The laws surrounding the crime of driving under the influence (DUI) can be confusing in Florida, and if you have been charged, you may be wondering whether the crime will be classified as a misdemeanor or a felony. In most cases, this depends on the number of previous offenses you have had, but a DUI can also be elevated by certain circumstances, such as a person being injured or killed in an accident.
Drunk driving defense attorney Erika Valcarcel realizes that mounting a legal defense may be the furthest thing from your mind. With years of courtroom experience, she can help shoulder the burden. To find out how you can avoid spending time behind bars, call (941) 363-7900 for a free consultation.
First and Second Offense DUI
According to Section 316.193 of Florida Statutes, driving under the influence is defined as operating or being in physical control of a motor vehicle with a blood alcohol content (BAC) of above .08 percent. This charge can also be imposed upon anyone who is under the influence of illicit substances, such marijuana or heroin. A first DUI for this crime carries penalties including a fine that ranges from $500 to $1,000, up to six months in jail, and 50 hours of mandatory community service.

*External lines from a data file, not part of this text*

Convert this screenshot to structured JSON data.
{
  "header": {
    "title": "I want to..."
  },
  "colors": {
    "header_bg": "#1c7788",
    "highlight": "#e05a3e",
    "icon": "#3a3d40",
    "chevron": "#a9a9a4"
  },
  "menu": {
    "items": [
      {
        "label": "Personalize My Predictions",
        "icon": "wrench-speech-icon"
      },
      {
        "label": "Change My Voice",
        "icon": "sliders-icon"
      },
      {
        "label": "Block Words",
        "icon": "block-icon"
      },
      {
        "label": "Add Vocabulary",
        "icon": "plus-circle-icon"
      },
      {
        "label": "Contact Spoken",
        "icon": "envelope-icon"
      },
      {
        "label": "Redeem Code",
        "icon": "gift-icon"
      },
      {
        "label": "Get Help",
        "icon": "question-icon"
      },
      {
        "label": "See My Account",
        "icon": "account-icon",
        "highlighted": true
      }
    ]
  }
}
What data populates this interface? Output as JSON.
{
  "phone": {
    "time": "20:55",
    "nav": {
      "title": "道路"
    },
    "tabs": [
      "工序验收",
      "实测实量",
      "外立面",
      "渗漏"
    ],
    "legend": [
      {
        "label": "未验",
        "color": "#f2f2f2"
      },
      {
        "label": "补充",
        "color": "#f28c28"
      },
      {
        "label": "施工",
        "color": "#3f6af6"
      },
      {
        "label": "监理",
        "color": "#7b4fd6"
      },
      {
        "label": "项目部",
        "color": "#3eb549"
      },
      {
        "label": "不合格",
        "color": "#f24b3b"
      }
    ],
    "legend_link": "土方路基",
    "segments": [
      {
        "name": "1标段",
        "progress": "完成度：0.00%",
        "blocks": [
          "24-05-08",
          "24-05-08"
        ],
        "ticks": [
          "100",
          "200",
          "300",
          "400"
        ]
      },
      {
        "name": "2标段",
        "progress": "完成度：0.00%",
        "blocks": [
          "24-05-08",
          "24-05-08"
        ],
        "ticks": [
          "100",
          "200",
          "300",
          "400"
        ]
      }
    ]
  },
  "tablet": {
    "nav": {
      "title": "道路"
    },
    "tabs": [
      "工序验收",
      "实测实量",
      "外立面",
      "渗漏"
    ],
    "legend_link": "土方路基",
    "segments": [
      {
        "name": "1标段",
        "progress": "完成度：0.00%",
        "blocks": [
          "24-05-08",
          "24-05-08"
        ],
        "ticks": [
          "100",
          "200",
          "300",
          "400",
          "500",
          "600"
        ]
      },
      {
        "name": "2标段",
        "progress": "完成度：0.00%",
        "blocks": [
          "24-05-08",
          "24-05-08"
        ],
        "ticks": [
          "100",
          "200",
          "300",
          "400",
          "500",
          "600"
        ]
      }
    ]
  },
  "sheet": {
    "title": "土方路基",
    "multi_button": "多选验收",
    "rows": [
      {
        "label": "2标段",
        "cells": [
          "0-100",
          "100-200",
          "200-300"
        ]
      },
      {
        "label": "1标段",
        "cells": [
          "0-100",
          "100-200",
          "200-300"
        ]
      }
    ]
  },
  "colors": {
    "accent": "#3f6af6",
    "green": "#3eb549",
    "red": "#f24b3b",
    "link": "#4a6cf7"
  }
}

First and second offense DUIs are similar. They are both misdemeanors and they can both lead to life-altering consequences. However, there are many aspects of a second DUI that set it apart from a first-time conviction. For example, if you are convicted of a DUI within five years of another violation, you will have to spend at least 10 days in jail. In addition, you will have to drive with an ignition interlock for at least one year. This device makes you take a breathalyzer test every time you want to start your car.
A second DUI also comes with enhanced standard penalties. You will have to pay between $1,000 and $2,000 in fines and you may have to spend up to nine months in jail.
Third and Fourth Offense DUI
The consequences get much more serious when you move beyond multiple DUI convictions. Being found guilty of driving under the influence for a third time within 10 years of a prior conviction will result in a third-degree felony. This offense can be punished by a fine of up to $5,000, five years of probation, and a prison sentence of up to five years. In addition, the mandatory minimum incarceration period is 30 days. This crime also carries an ignition interlock requirement of no less than two years.
A fourth DUI conviction is labeled as a third-degree felony, regardless of how far separated it is from a previous conviction. While the penalty guidelines for a fourth offense are technically the same as the penalties for a third offense, the courts are less likely to be lenient. The prison sentence for this conviction may be longer than that of a third conviction. In addition, a fourth DUI carries a minimum fine of $2,000.
Contact a Florida DUI Attorney from Erika Valcarcel, Criminal Defense Lawyer, P.A. Today
If you are being accused of a misdemeanor or felony DUI, do not lose hope. It may be possible to get your charges eliminated. You might also be able to get your charges reduced to “wet reckless” or another minor offense through a plea agreement. Call Erika Valcarcel, Criminal Defense Lawyer, P.A. today at (941) 363-7900 to find out how attorney Valcarcel can help you.View All Blogs